Element data from apps and pages:
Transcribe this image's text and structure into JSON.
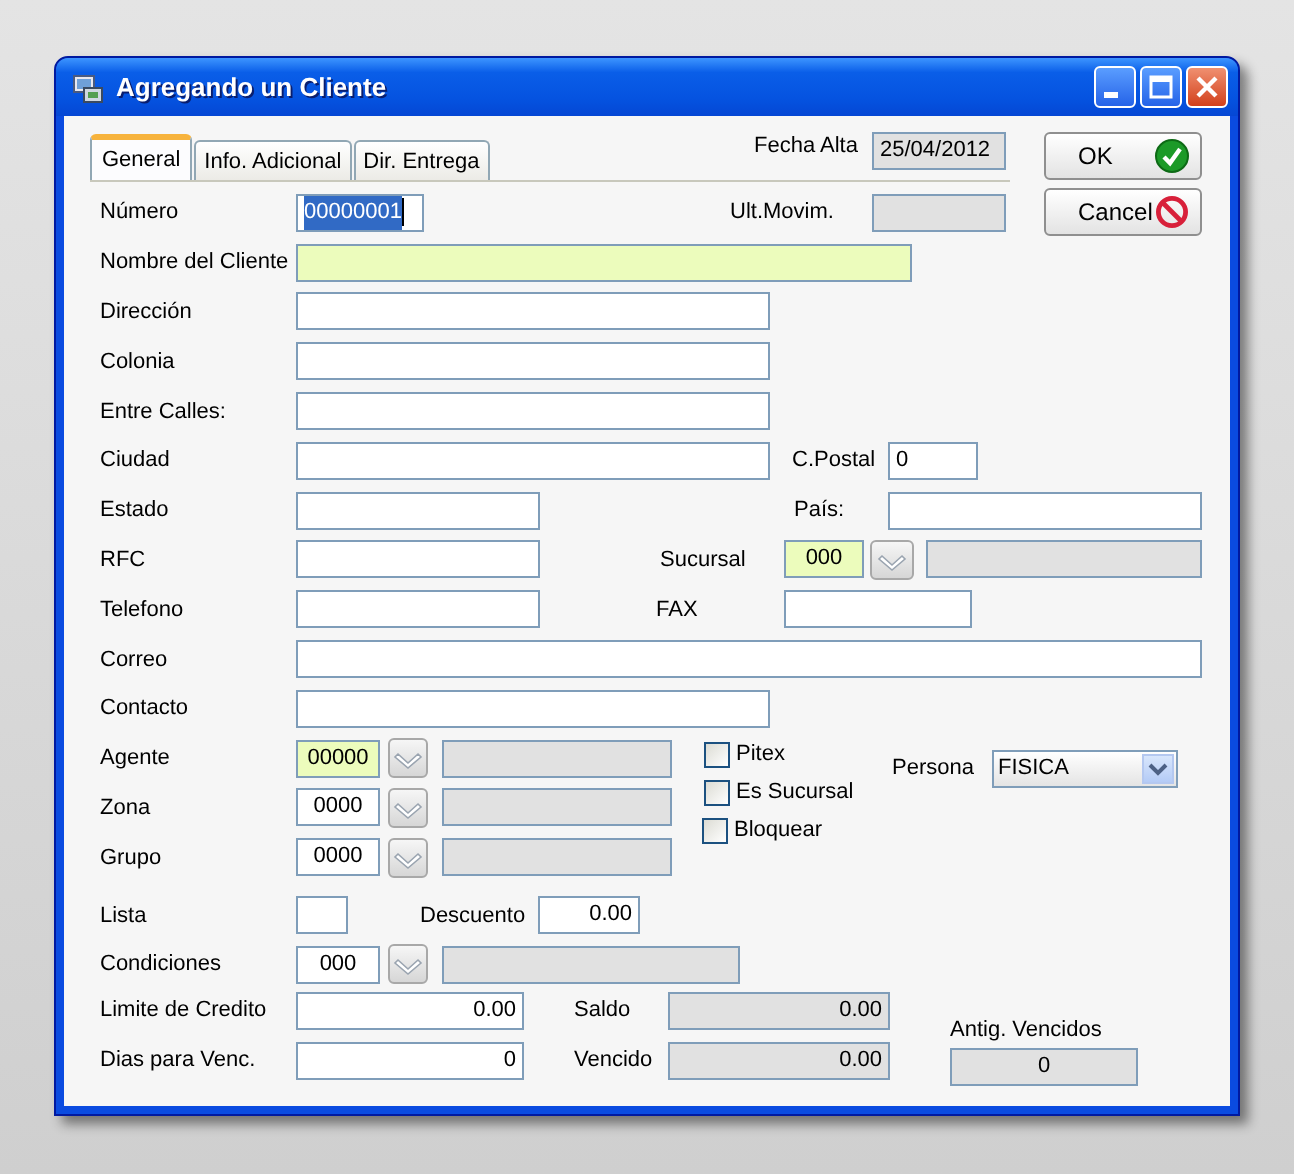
{
  "window": {
    "title": "Agregando un Cliente"
  },
  "rows": [
    {
      "items": [
        {
          "kind": "tabs",
          "tabs": [
            {
              "label": "General",
              "selected": true
            },
            {
              "label": "Info. Adicional",
              "selected": false
            },
            {
              "label": "Dir. Entrega",
              "selected": false
            }
          ]
        },
        {
          "kind": "label",
          "text": "Fecha Alta"
        },
        {
          "kind": "input",
          "value": "25/04/2012",
          "disabled": true
        },
        {
          "kind": "confirm",
          "label": "OK"
        }
      ]
    },
    {
      "items": [
        {
          "kind": "label",
          "text": "Número"
        },
        {
          "kind": "input",
          "value": "00000001",
          "disabled": false,
          "highlighted": false,
          "text_selected": true
        },
        {
          "kind": "label",
          "text": "Ult.Movim."
        },
        {
          "kind": "input",
          "disabled": true
        },
        {
          "kind": "cancel",
          "label": "Cancel"
        }
      ]
    },
    {
      "items": [
        {
          "kind": "label",
          "text": "Nombre del Cliente"
        },
        {
          "kind": "input",
          "disabled": false,
          "highlighted": true
        }
      ]
    },
    {
      "items": [
        {
          "kind": "label",
          "text": "Dirección"
        },
        {
          "kind": "input",
          "disabled": false,
          "highlighted": false
        }
      ]
    },
    {
      "items": [
        {
          "kind": "label",
          "text": "Colonia"
        },
        {
          "kind": "input",
          "disabled": false,
          "highlighted": false
        }
      ]
    },
    {
      "items": [
        {
          "kind": "label",
          "text": "Entre Calles:"
        },
        {
          "kind": "input",
          "disabled": false,
          "highlighted": false
        }
      ]
    },
    {
      "items": [
        {
          "kind": "label",
          "text": "Ciudad"
        },
        {
          "kind": "input",
          "disabled": false,
          "highlighted": false
        },
        {
          "kind": "label",
          "text": "C.Postal"
        },
        {
          "kind": "input",
          "value": "0",
          "disabled": false,
          "highlighted": false
        }
      ]
    },
    {
      "items": [
        {
          "kind": "label",
          "text": "Estado"
        },
        {
          "kind": "input",
          "disabled": false,
          "highlighted": false
        },
        {
          "kind": "label",
          "text": "País:"
        },
        {
          "kind": "input",
          "disabled": false,
          "highlighted": false
        }
      ]
    },
    {
      "items": [
        {
          "kind": "label",
          "text": "RFC"
        },
        {
          "kind": "input",
          "disabled": false,
          "highlighted": false
        },
        {
          "kind": "label",
          "text": "Sucursal"
        },
        {
          "kind": "input",
          "value": "000",
          "disabled": false,
          "highlighted": true
        },
        {
          "kind": "dropdown"
        },
        {
          "kind": "input",
          "disabled": true
        }
      ]
    },
    {
      "items": [
        {
          "kind": "label",
          "text": "Telefono"
        },
        {
          "kind": "input",
          "disabled": false,
          "highlighted": false
        },
        {
          "kind": "label",
          "text": "FAX"
        },
        {
          "kind": "input",
          "disabled": false,
          "highlighted": false
        }
      ]
    },
    {
      "items": [
        {
          "kind": "label",
          "text": "Correo"
        },
        {
          "kind": "input",
          "disabled": false,
          "highlighted": false
        }
      ]
    },
    {
      "items": [
        {
          "kind": "label",
          "text": "Contacto"
        },
        {
          "kind": "input",
          "disabled": false,
          "highlighted": false
        }
      ]
    },
    {
      "columns": [
        {
          "rows": [
            {
              "items": [
                {
                  "kind": "label",
                  "text": "Agente"
                },
                {
                  "kind": "input",
                  "value": "00000",
                  "disabled": false,
                  "highlighted": true
                },
                {
                  "kind": "dropdown"
                },
                {
                  "kind": "input",
                  "disabled": true
                }
              ]
            },
            {
              "items": [
                {
                  "kind": "label",
                  "text": "Zona"
                },
                {
                  "kind": "input",
                  "value": "0000",
                  "disabled": false,
                  "highlighted": false
                },
                {
                  "kind": "dropdown"
                },
                {
                  "kind": "input",
                  "disabled": true
                }
              ]
            },
            {
              "items": [
                {
                  "kind": "label",
                  "text": "Grupo"
                },
                {
                  "kind": "input",
                  "value": "0000",
                  "disabled": false,
                  "highlighted": false
                },
                {
                  "kind": "dropdown"
                },
                {
                  "kind": "input",
                  "disabled": true
                }
              ]
            }
          ]
        },
        {
          "rows": [
            {
              "items": [
                {
                  "kind": "checkbox",
                  "checked": false
                },
                {
                  "kind": "label",
                  "text": "Pitex"
                }
              ]
            },
            {
              "items": [
                {
                  "kind": "checkbox",
                  "checked": false
                },
                {
                  "kind": "label",
                  "text": "Es Sucursal"
                }
              ]
            },
            {
              "items": [
                {
                  "kind": "checkbox",
                  "checked": false
                },
                {
                  "kind": "label",
                  "text": "Bloquear"
                }
              ]
            }
          ]
        },
        {
          "rows": [
            {
              "items": [
                {
                  "kind": "label",
                  "text": "Persona"
                },
                {
                  "kind": "select",
                  "value": "FISICA"
                }
              ]
            }
          ]
        }
      ]
    },
    {
      "items": [
        {
          "kind": "label",
          "text": "Lista"
        },
        {
          "kind": "input",
          "disabled": false,
          "highlighted": false
        },
        {
          "kind": "label",
          "text": "Descuento"
        },
        {
          "kind": "input",
          "value": "0.00",
          "disabled": false,
          "highlighted": false
        }
      ]
    },
    {
      "items": [
        {
          "kind": "label",
          "text": "Condiciones"
        },
        {
          "kind": "input",
          "value": "000",
          "disabled": false,
          "highlighted": false
        },
        {
          "kind": "dropdown"
        },
        {
          "kind": "input",
          "disabled": true
        }
      ]
    },
    {
      "columns": [
        {
          "rows": [
            {
              "items": [
                {
                  "kind": "label",
                  "text": "Limite de Credito"
                },
                {
                  "kind": "input",
                  "value": "0.00",
                  "disabled": false,
                  "highlighted": false
                }
              ]
            },
            {
              "items": [
                {
                  "kind": "label",
                  "text": "Dias para Venc."
                },
                {
                  "kind": "input",
                  "value": "0",
                  "disabled": false,
                  "highlighted": false
                }
              ]
            }
          ]
        },
        {
          "rows": [
            {
              "items": [
                {
                  "kind": "label",
                  "text": "Saldo"
                },
                {
                  "kind": "input",
                  "value": "0.00",
                  "disabled": true
                }
              ]
            },
            {
              "items": [
                {
                  "kind": "label",
                  "text": "Vencido"
                },
                {
                  "kind": "input",
                  "value": "0.00",
                  "disabled": true
                }
              ]
            }
          ]
        },
        {
          "rows": [
            {
              "items": [
                {
                  "kind": "label",
                  "text": "Antig. Vencidos"
                }
              ]
            },
            {
              "items": [
                {
                  "kind": "input",
                  "value": "0",
                  "disabled": true
                }
              ]
            }
          ]
        }
      ]
    }
  ]
}
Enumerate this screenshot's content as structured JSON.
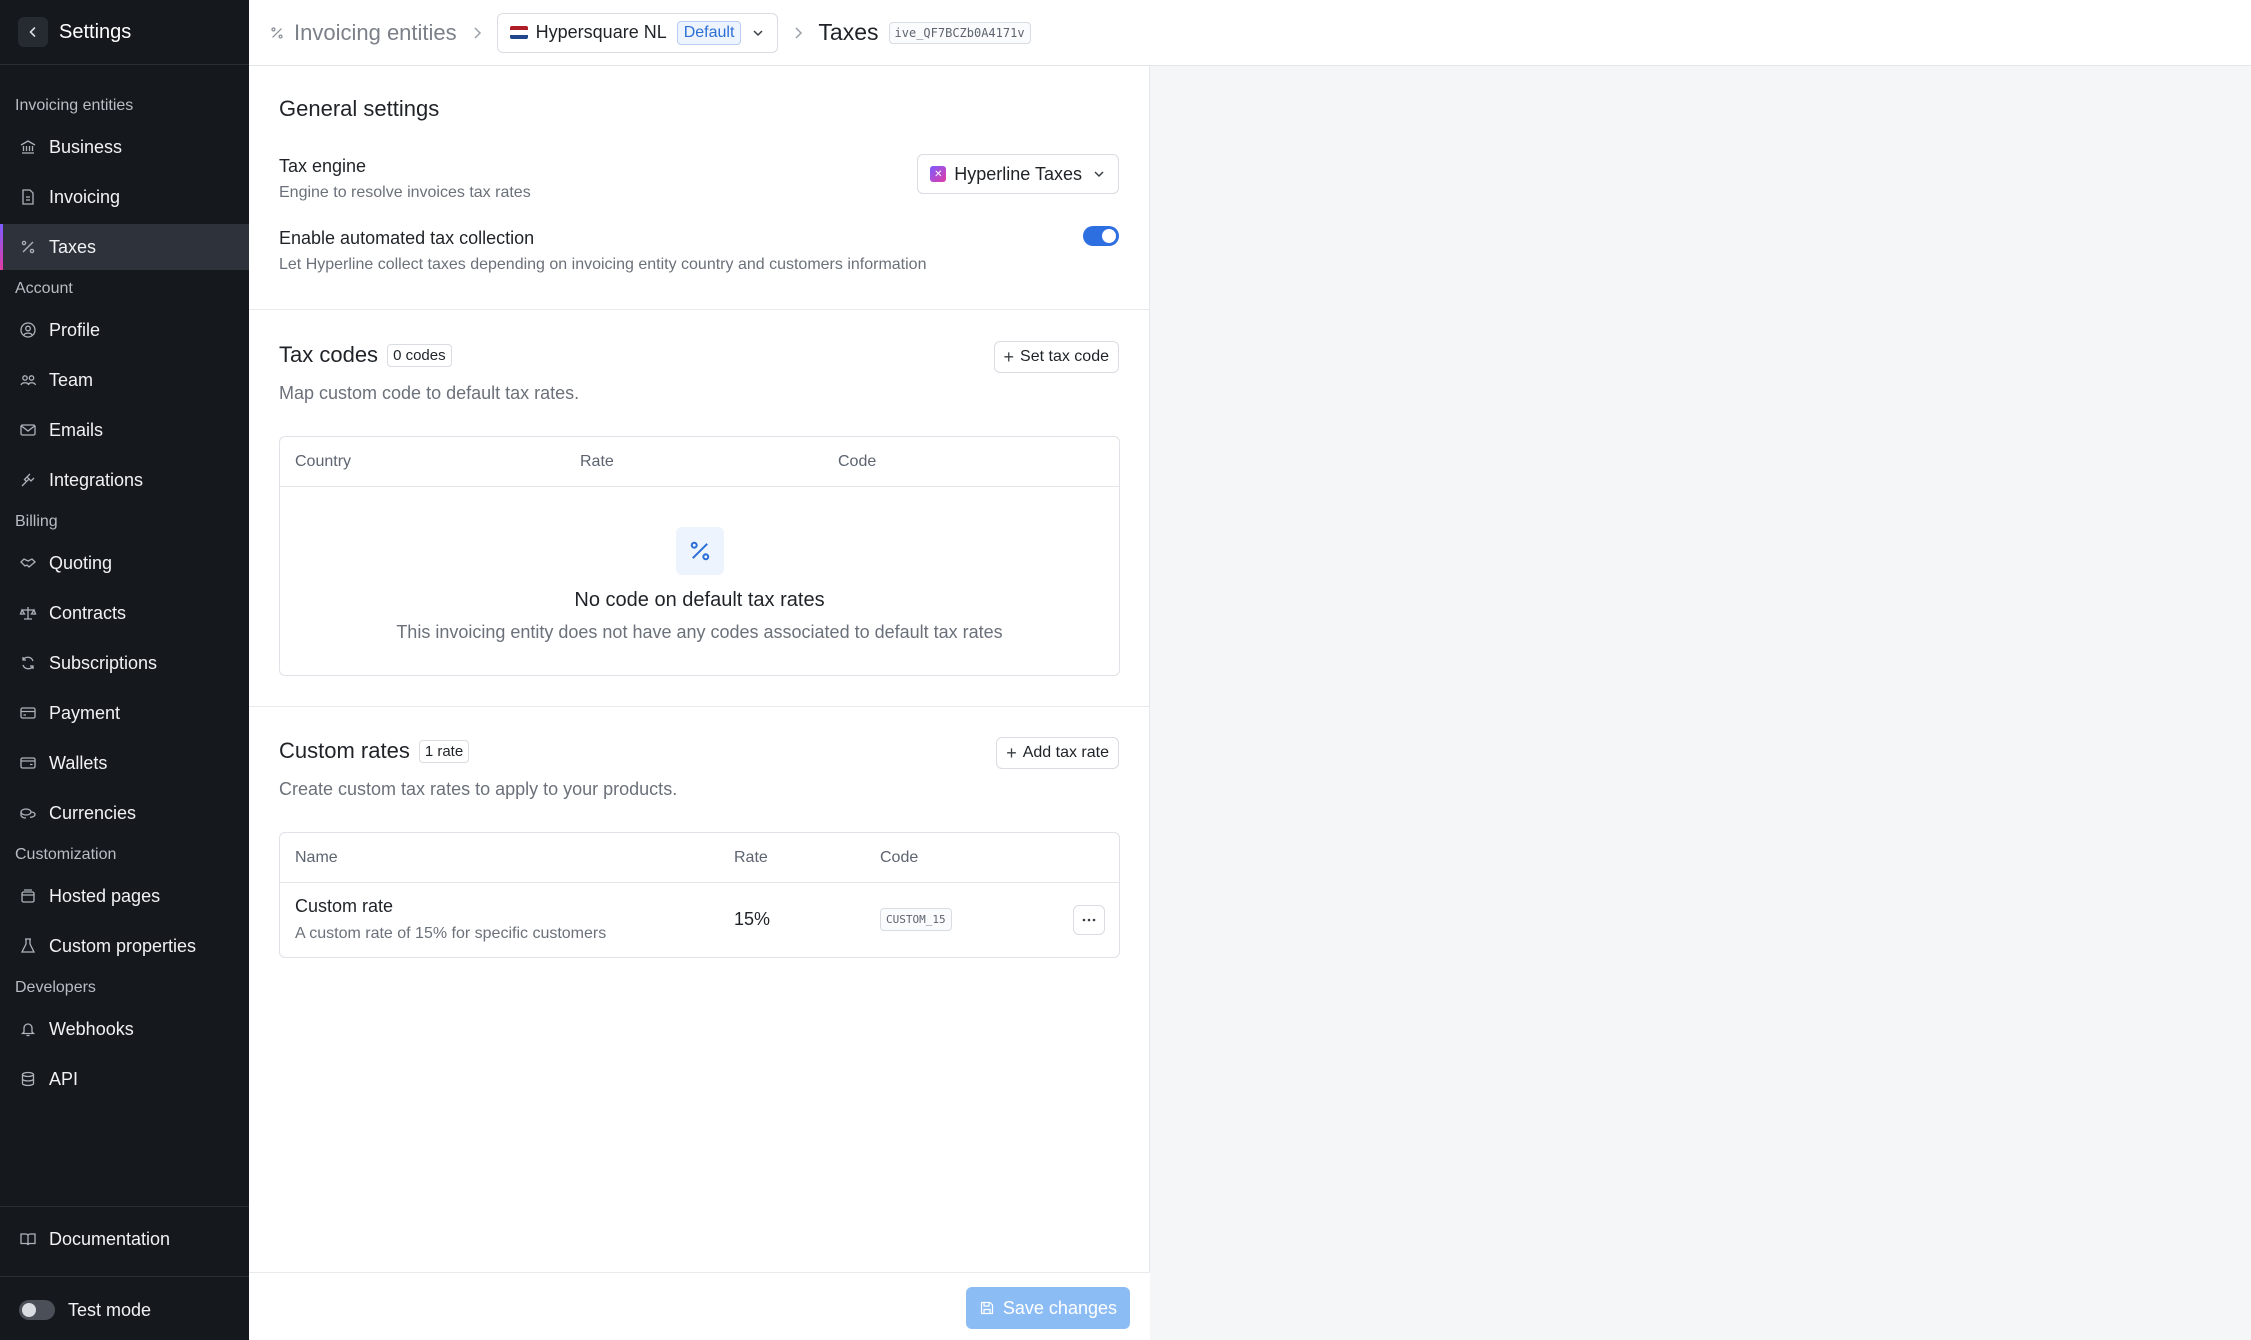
{
  "sidebar": {
    "title": "Settings",
    "sections": [
      {
        "label": "Invoicing entities",
        "items": [
          {
            "label": "Business",
            "icon": "bank-icon"
          },
          {
            "label": "Invoicing",
            "icon": "document-icon"
          },
          {
            "label": "Taxes",
            "icon": "percent-icon",
            "active": true
          }
        ]
      },
      {
        "label": "Account",
        "items": [
          {
            "label": "Profile",
            "icon": "user-circle-icon"
          },
          {
            "label": "Team",
            "icon": "team-icon"
          },
          {
            "label": "Emails",
            "icon": "mail-icon"
          },
          {
            "label": "Integrations",
            "icon": "plug-icon"
          }
        ]
      },
      {
        "label": "Billing",
        "items": [
          {
            "label": "Quoting",
            "icon": "handshake-icon"
          },
          {
            "label": "Contracts",
            "icon": "scale-icon"
          },
          {
            "label": "Subscriptions",
            "icon": "refresh-icon"
          },
          {
            "label": "Payment",
            "icon": "card-icon"
          },
          {
            "label": "Wallets",
            "icon": "wallet-icon"
          },
          {
            "label": "Currencies",
            "icon": "coins-icon"
          }
        ]
      },
      {
        "label": "Customization",
        "items": [
          {
            "label": "Hosted pages",
            "icon": "pages-icon"
          },
          {
            "label": "Custom properties",
            "icon": "flask-icon"
          }
        ]
      },
      {
        "label": "Developers",
        "items": [
          {
            "label": "Webhooks",
            "icon": "bell-icon"
          },
          {
            "label": "API",
            "icon": "database-icon"
          }
        ]
      }
    ],
    "documentation": "Documentation",
    "test_mode": "Test mode"
  },
  "topbar": {
    "crumb_root": "Invoicing entities",
    "entity_name": "Hypersquare NL",
    "entity_badge": "Default",
    "current": "Taxes",
    "entity_id": "ive_QF7BCZb0A4171v"
  },
  "general": {
    "title": "General settings",
    "tax_engine_label": "Tax engine",
    "tax_engine_sub": "Engine to resolve invoices tax rates",
    "tax_engine_value": "Hyperline Taxes",
    "auto_label": "Enable automated tax collection",
    "auto_sub": "Let Hyperline collect taxes depending on invoicing entity country and customers information",
    "auto_enabled": true
  },
  "tax_codes": {
    "title": "Tax codes",
    "count": "0 codes",
    "button": "Set tax code",
    "sub": "Map custom code to default tax rates.",
    "columns": [
      "Country",
      "Rate",
      "Code"
    ],
    "empty_title": "No code on default tax rates",
    "empty_sub": "This invoicing entity does not have any codes associated to default tax rates"
  },
  "custom_rates": {
    "title": "Custom rates",
    "count": "1 rate",
    "button": "Add tax rate",
    "sub": "Create custom tax rates to apply to your products.",
    "columns": [
      "Name",
      "Rate",
      "Code"
    ],
    "rows": [
      {
        "name": "Custom rate",
        "description": "A custom rate of 15% for specific customers",
        "rate": "15%",
        "code": "CUSTOM_15"
      }
    ]
  },
  "footer": {
    "save": "Save changes"
  },
  "colors": {
    "accent": "#2d6fe0",
    "sidebar_bg": "#15181d",
    "save_disabled": "#8cbcf4"
  }
}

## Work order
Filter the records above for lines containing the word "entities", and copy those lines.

## Answer section
        "label": "Invoicing entities",
    "crumb_root": "Invoicing entities",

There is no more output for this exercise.